|August 14, 2014
August is National Immunization Awareness Month; now is the time get get a check-up
August is National Immunization Awareness Month (NIAM). The goal of NIAM is to increase awareness about immunizations across the lifespan, from infants to the elderly.
August is an ideal time to make sure everyone is up-to-date on vaccines before heading back to school and to plan ahead to receive flu vaccine. Getting vaccinated is an easy way to stay healthy all year round.
During the month of August, take the time to make sure that you and your loved ones have received all of the vaccinations you need. By making sure your vaccinations are up to date, you can help prevent harmful diseases from affecting you and your family.
People of all ages need vaccines
Getting vaccinated is important for people of all ages. Here’s some information about vaccines that people need throughout their lives:
• Parents can protect infants and children from 14 serious childhood diseases by age 2.
• Preteens and teens need vaccines too! Getting adolescents vaccinated will also protect their friends and their family members.
• Adults: not sure if your immunization schedule is up to date? Contact you primary care provider to find out if you’re up to date
• Seniors may need one or more vaccines, even if they received vaccines as a child or as a younger adult.
August: A great time to get vaccinated
Vaccines protect you all year round, but August is a great time to get vaccinated.
In August, as summer winds down, it’s a good time for you and your family to make plans to get the flu vaccine.
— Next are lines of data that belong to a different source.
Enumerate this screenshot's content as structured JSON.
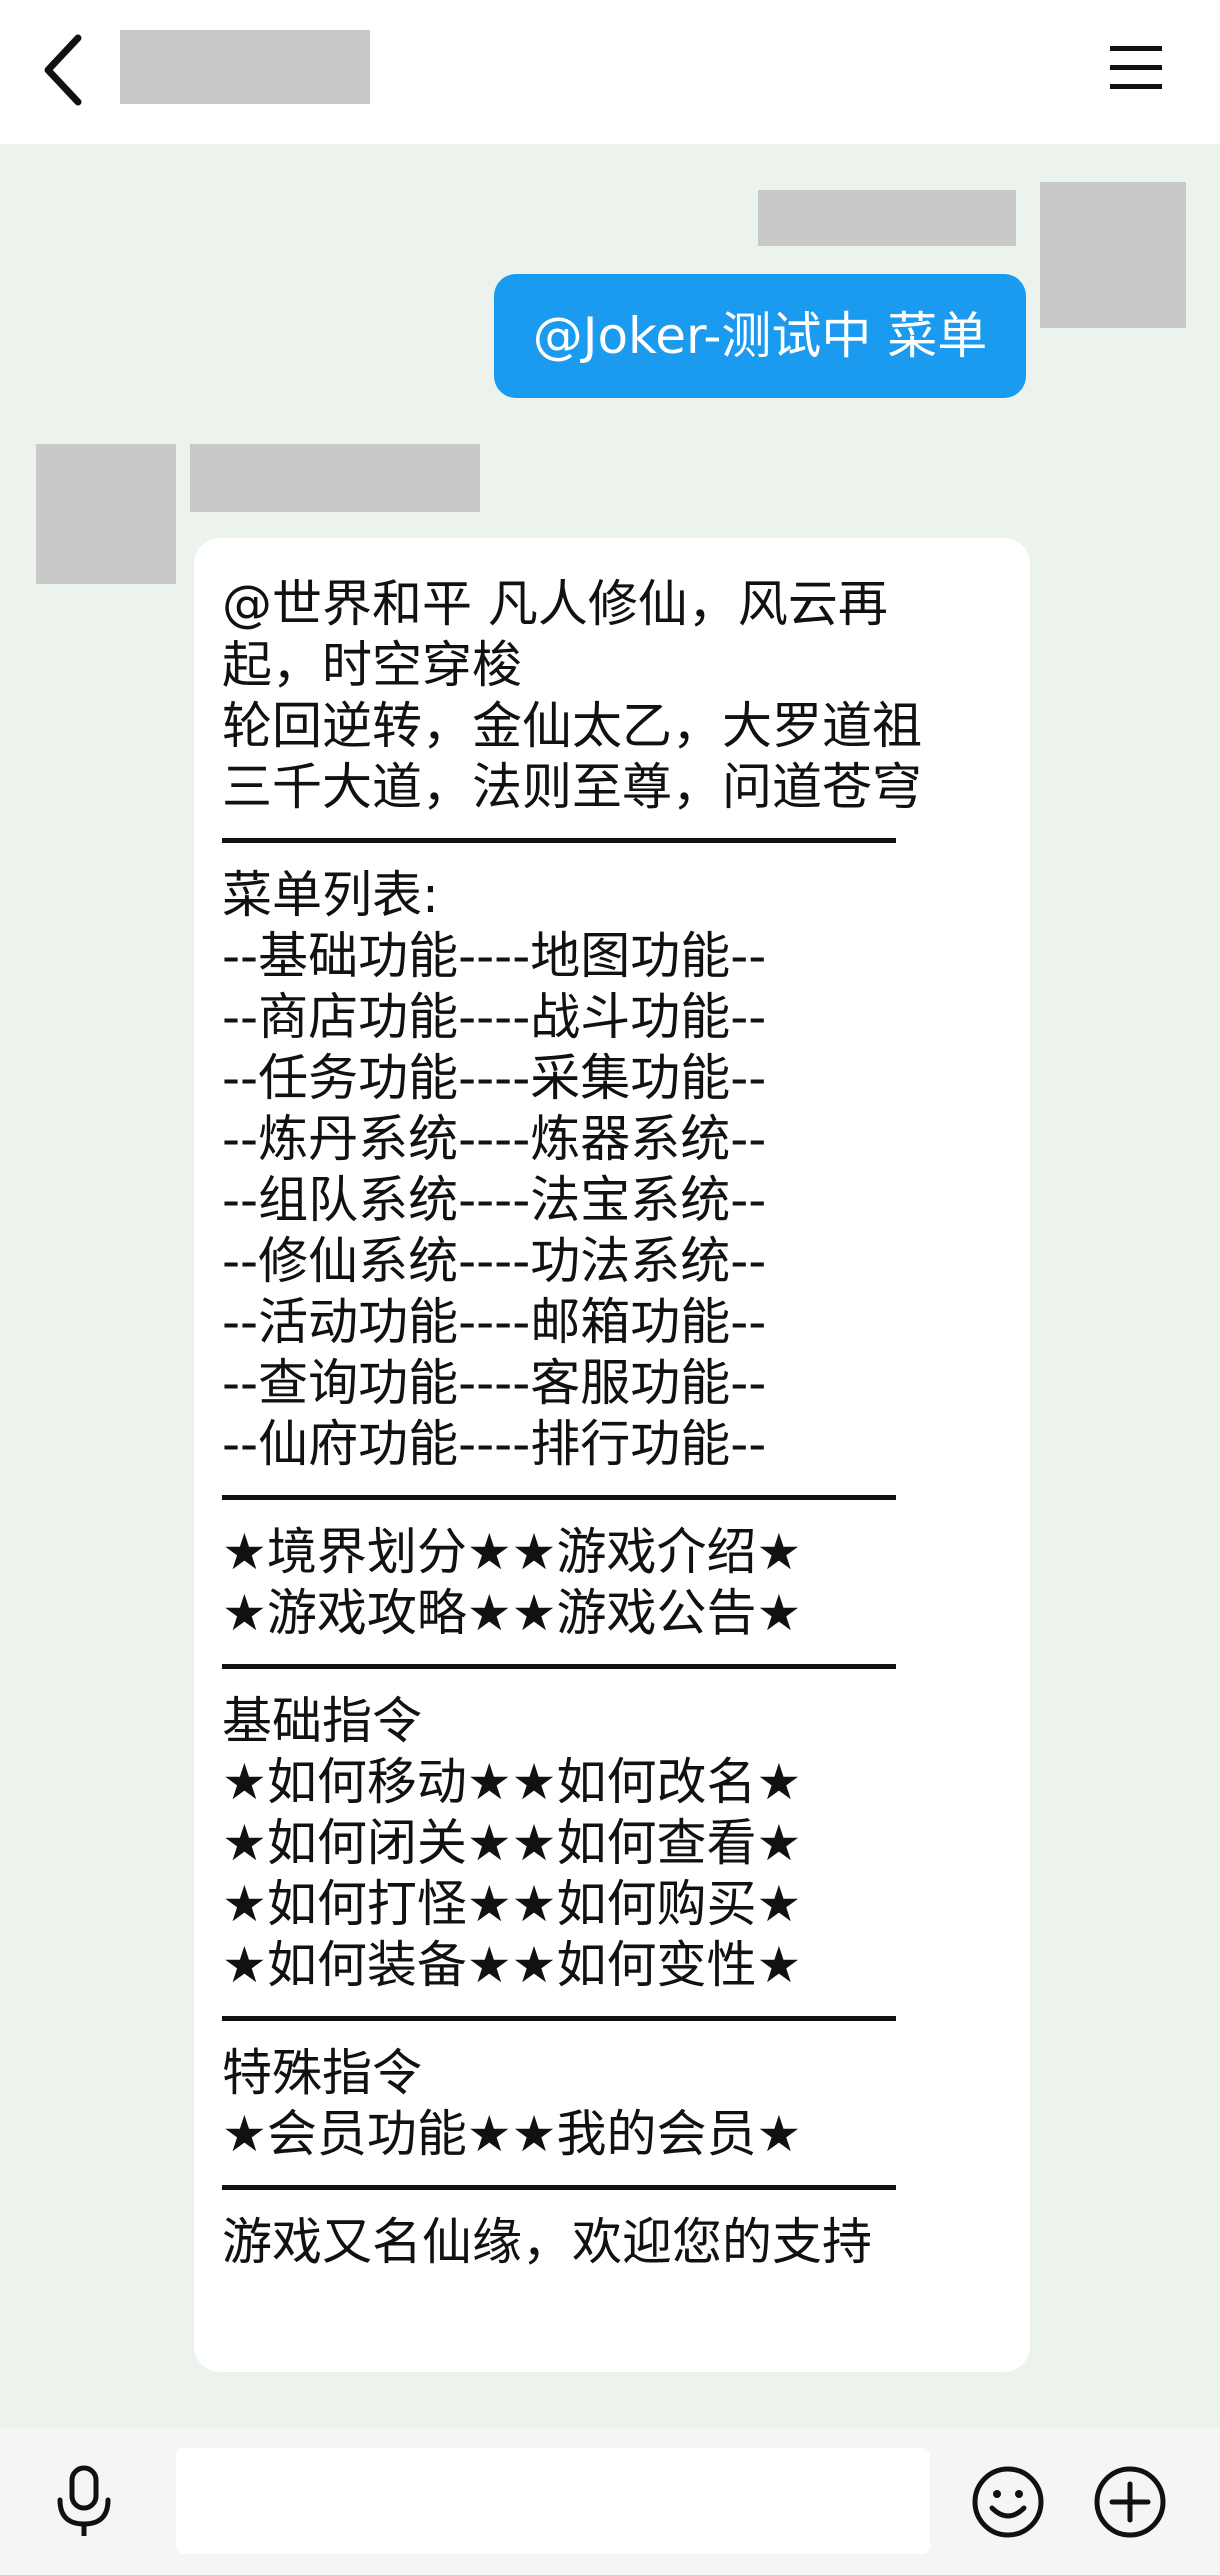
{
  "header": {
    "back_icon": "chevron-left-icon",
    "menu_icon": "hamburger-menu-icon"
  },
  "messages": [
    {
      "direction": "outgoing",
      "text": "@Joker-测试中 菜单"
    },
    {
      "direction": "incoming",
      "intro_lines": [
        "@世界和平 凡人修仙，风云再起，时空穿梭",
        "轮回逆转，金仙太乙，大罗道祖",
        "三千大道，法则至尊，问道苍穹"
      ],
      "menu_title": "菜单列表:",
      "menu_lines": [
        "--基础功能----地图功能--",
        "--商店功能----战斗功能--",
        "--任务功能----采集功能--",
        "--炼丹系统----炼器系统--",
        "--组队系统----法宝系统--",
        "--修仙系统----功法系统--",
        "--活动功能----邮箱功能--",
        "--查询功能----客服功能--",
        "--仙府功能----排行功能--"
      ],
      "info_lines": [
        "★境界划分★★游戏介绍★",
        "★游戏攻略★★游戏公告★"
      ],
      "basic_title": "基础指令",
      "basic_lines": [
        "★如何移动★★如何改名★",
        "★如何闭关★★如何查看★",
        "★如何打怪★★如何购买★",
        "★如何装备★★如何变性★"
      ],
      "special_title": "特殊指令",
      "special_lines": [
        "★会员功能★★我的会员★"
      ],
      "closing": "游戏又名仙缘，欢迎您的支持"
    }
  ],
  "footer": {
    "input_value": "",
    "voice_icon": "microphone-icon",
    "emoji_icon": "smiley-icon",
    "plus_icon": "plus-circle-icon"
  },
  "colors": {
    "chat_background": "#ebf3ec",
    "outgoing_bubble": "#1a9bf0",
    "incoming_bubble": "#ffffff",
    "redacted_block": "#c9c9c9"
  }
}
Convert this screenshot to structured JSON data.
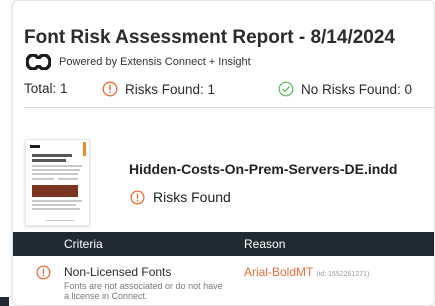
{
  "report": {
    "title": "Font Risk Assessment Report - 8/14/2024",
    "powered_by": "Powered by Extensis Connect + Insight",
    "summary": {
      "total": "Total: 1",
      "risks_found": "Risks Found: 1",
      "no_risks_found": "No Risks Found: 0"
    }
  },
  "file": {
    "name": "Hidden-Costs-On-Prem-Servers-DE.indd",
    "status": "Risks Found"
  },
  "table": {
    "headers": {
      "criteria": "Criteria",
      "reason": "Reason"
    },
    "rows": [
      {
        "criteria": "Non-Licensed Fonts",
        "description": "Fonts are not associated or do not have a license in Connect.",
        "reason_font": "Arial-BoldMT",
        "reason_id": "(id: 1552261271)"
      }
    ]
  },
  "colors": {
    "risk_orange": "#ea6f3a",
    "ok_green": "#5cb85c",
    "header_dark": "#1f2a35"
  },
  "icons": {
    "logo": "extensis-logo-icon",
    "risk": "alert-circle-icon",
    "ok": "check-circle-icon"
  }
}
The vaccine usually becomes available in mid- to late-August. Getting the vaccine early can help prevent you and your family members from getting the flu throughout all of flu season.
When taking yourself and your family for your flu shots, you can also ask your health care provider about other routinely recommended vaccines you might need.
For example, you should make sure that the whole family is up-to-date on their DTap/Tdap (tetanus, diphtheria and pertussis or whooping cough) and MMRV (measles, mumps rubella and varicella or chicken pox) boosters, each of which protects against several serious diseases.
Finally, HPV vaccines help prevent girls and boys from getting cancers later in life that are caused by HPV. If you have questions about the HPV vaccine ask your healthcare provider for more information.
There are many routinely recommended vaccines for people of all ages. These are some examples of vaccines you can discuss with your healthcare provider. Make sure that you and your family is up-to-date on all recommended vaccines.
Vaccines: Our best defense
Vaccines are the best defense we have against these and other serious diseases, and it’s important to make sure that you’re up to date on all recommended vaccines. Use National Immunization Awareness Month as your chance to make sure that all your vaccinations are current. Talk with your healthcare provider about what vaccines you and your family need, and keep putting your healthiest foot forward.
To schedule vaccinations, contact the Tribal Health and Human Services clinic that is convenient to you.
THHS clinics in your area – Arlee: 726-3224; St. Ignatius: 745-3525; Ronan: 676-8778; Polson: 883-5541; and Elmo: 849-5798. In Hot Springs: Debbie King at 741-3266.